There was support for the Labour leader from David Orr, Chief Executive of the National Housing Federation, who said:

“We welcome the announcement of a comprehensive review into social housing policy and share the ambition to ensure everyone has a great quality home that they can afford.

“It is important that politicians from across the spectrum are committed to reconnecting with the purpose of social housing and with those who need genuinely affordable housing. Tenants are at the heart of social housing and the communities that housing associations invest in. It is absolutely right that their voices are heard.

“But while work on this review is underway, there are things we can and must do right now – like reallocating the unspent £1.1bn of Starter Homes investment in a new generation of high quality homes for social rent.”

However, the Residential Landlords Association was critical of Corbyn’s speech, with policy director David Smith describing the rent control proposals as an “attack” on private landlords, which would exacerbate current problems by reducing the supply and quality of homes as landlords are forced out of the market.

“Instead of attacking landlords who are helping to provide homes, it would be better to treat them as part of the solution and to supplement their efforts with a sustained and well thought out building programme overseen by government” he added.

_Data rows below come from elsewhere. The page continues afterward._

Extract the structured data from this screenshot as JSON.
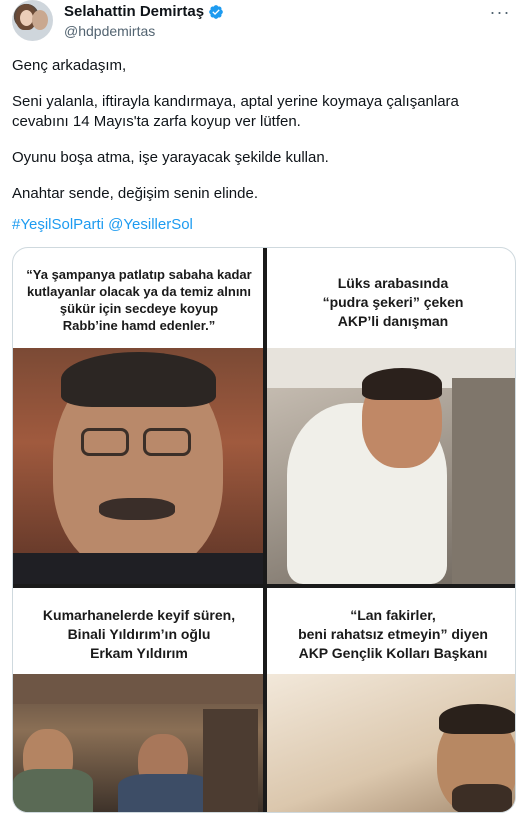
{
  "author": {
    "name": "Selahattin Demirtaş",
    "handle": "@hdpdemirtas",
    "verified": true,
    "more_glyph": "···"
  },
  "tweet": {
    "paragraphs": [
      "Genç arkadaşım,",
      "Seni yalanla, iftirayla kandırmaya, aptal yerine koymaya çalışanlara cevabını 14 Mayıs'ta zarfa koyup ver lütfen.",
      "Oyunu boşa atma, işe yarayacak şekilde kullan.",
      "Anahtar sende, değişim senin elinde."
    ],
    "hashtags": [
      "#YeşilSolParti",
      "@YesillerSol"
    ]
  },
  "media": {
    "panels": [
      {
        "caption_lines": [
          "“Ya şampanya patlatıp sabaha kadar",
          "kutlayanlar olacak ya da temiz alnını",
          "şükür için secdeye koyup",
          "Rabb’ine hamd edenler.”"
        ]
      },
      {
        "caption_lines": [
          "Lüks arabasında",
          "“pudra şekeri” çeken",
          "AKP’li danışman"
        ]
      },
      {
        "caption_lines": [
          "Kumarhanelerde keyif süren,",
          "Binali Yıldırım’ın oğlu",
          "Erkam Yıldırım"
        ]
      },
      {
        "caption_lines": [
          "“Lan fakirler,",
          "beni rahatsız etmeyin” diyen",
          "AKP Gençlik Kolları Başkanı"
        ]
      }
    ]
  },
  "colors": {
    "link": "#1d9bf0",
    "verified": "#1d9bf0",
    "text": "#0f1419",
    "secondary": "#536471"
  },
  "icons": [
    "verified-badge-icon",
    "more-options-icon"
  ]
}
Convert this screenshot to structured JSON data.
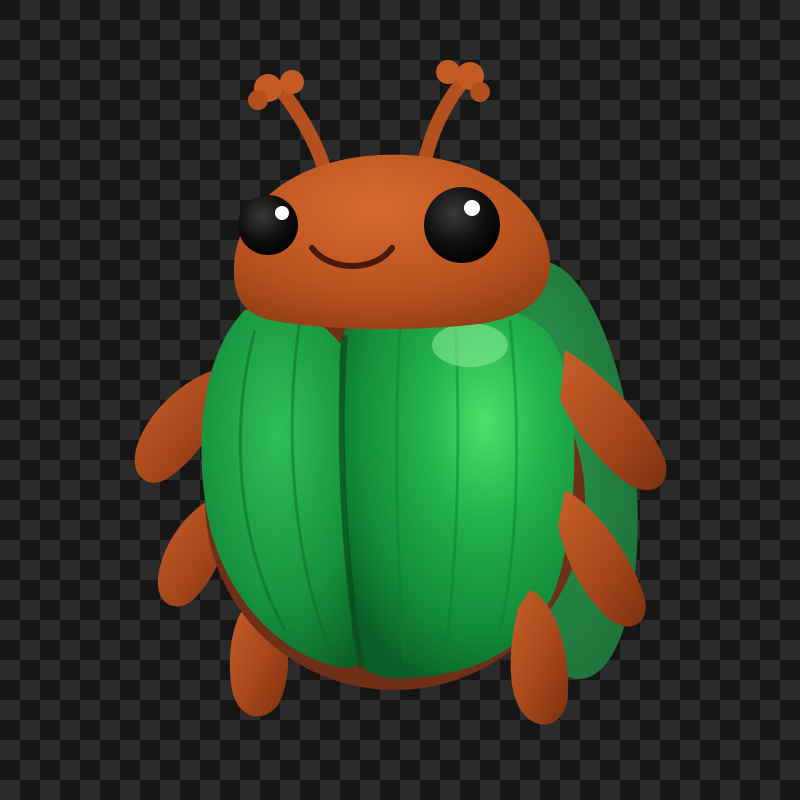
{
  "scene": {
    "subject": "beetle-mascot",
    "background": "transparency-checkerboard",
    "colors": {
      "checker_dark": "#161616",
      "checker_light": "#2b2b2b",
      "shell_green": "#1ea04a",
      "shell_green_dark": "#0e6e2e",
      "head_brown": "#b8521f",
      "leg_brown": "#a8481c",
      "eye_black": "#0b0b0b"
    }
  }
}
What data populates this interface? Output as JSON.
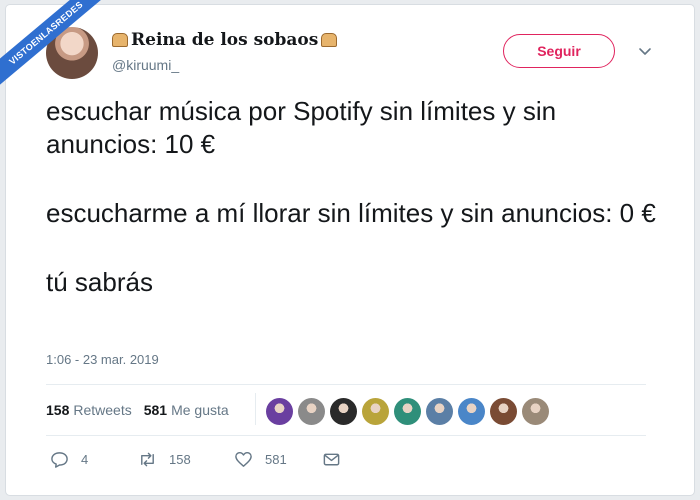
{
  "watermark": "VISTOENLASREDES",
  "user": {
    "display_name": "Reina de los sobaos",
    "handle": "@kiruumi_"
  },
  "follow_button": "Seguir",
  "tweet": {
    "paragraphs": [
      "escuchar música por Spotify sin límites y sin anuncios: 10 €",
      "escucharme a mí llorar sin límites y sin anuncios: 0 €",
      "tú sabrás"
    ],
    "timestamp": "1:06 - 23 mar. 2019"
  },
  "stats": {
    "retweets_count": "158",
    "retweets_label": "Retweets",
    "likes_count": "581",
    "likes_label": "Me gusta"
  },
  "liker_colors": [
    "#6a3fa0",
    "#8a8a8a",
    "#2a2a2a",
    "#b9a43a",
    "#2f8f7a",
    "#5b7fa6",
    "#4a86c8",
    "#7a4b34",
    "#9a8a78"
  ],
  "actions": {
    "replies": "4",
    "retweets": "158",
    "likes": "581"
  },
  "colors": {
    "accent": "#e0245e",
    "muted": "#657786",
    "text": "#14171a"
  }
}
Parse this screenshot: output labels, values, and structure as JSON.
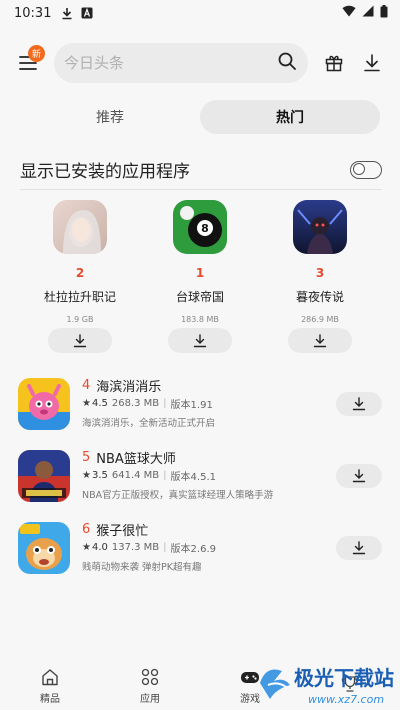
{
  "status_bar": {
    "time": "10:31",
    "icons": [
      "download-icon",
      "text-a-icon",
      "wifi-icon",
      "signal-icon",
      "battery-icon"
    ]
  },
  "header": {
    "menu_badge": "新",
    "search_placeholder": "今日头条",
    "icons": [
      "menu-icon",
      "search-icon",
      "gift-icon",
      "download-icon"
    ]
  },
  "tabs": [
    {
      "label": "推荐",
      "active": false
    },
    {
      "label": "热门",
      "active": true
    }
  ],
  "installed_toggle": {
    "label": "显示已安装的应用程序",
    "on": false
  },
  "top3": [
    {
      "rank": "2",
      "name": "杜拉拉升职记",
      "size": "1.9 GB"
    },
    {
      "rank": "1",
      "name": "台球帝国",
      "size": "183.8 MB"
    },
    {
      "rank": "3",
      "name": "暮夜传说",
      "size": "286.9 MB"
    }
  ],
  "list": [
    {
      "rank": "4",
      "name": "海滨消消乐",
      "rating": "4.5",
      "size": "268.3 MB",
      "version": "版本1.91",
      "desc": "海滨消消乐，全新活动正式开启"
    },
    {
      "rank": "5",
      "name": "NBA篮球大师",
      "rating": "3.5",
      "size": "641.4 MB",
      "version": "版本4.5.1",
      "desc": "NBA官方正版授权，真实篮球经理人策略手游"
    },
    {
      "rank": "6",
      "name": "猴子很忙",
      "rating": "4.0",
      "size": "137.3 MB",
      "version": "版本2.6.9",
      "desc": "贱萌动物来袭 弹射PK超有趣"
    }
  ],
  "bottom_nav": [
    {
      "label": "精品",
      "icon": "home-icon"
    },
    {
      "label": "应用",
      "icon": "apps-grid-icon"
    },
    {
      "label": "游戏",
      "icon": "gamepad-icon"
    },
    {
      "label": "",
      "icon": "trophy-icon"
    }
  ],
  "watermark": {
    "text": "极光下载站",
    "url": "www.xz7.com"
  },
  "colors": {
    "accent_red": "#e84a2e",
    "badge_orange": "#f26b1d"
  }
}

The RLA has been lobbying both Conservative and Labour to reverse recent budget tax changes on landlords and to encourage their growth as a means of tackling the country’s housing shortage.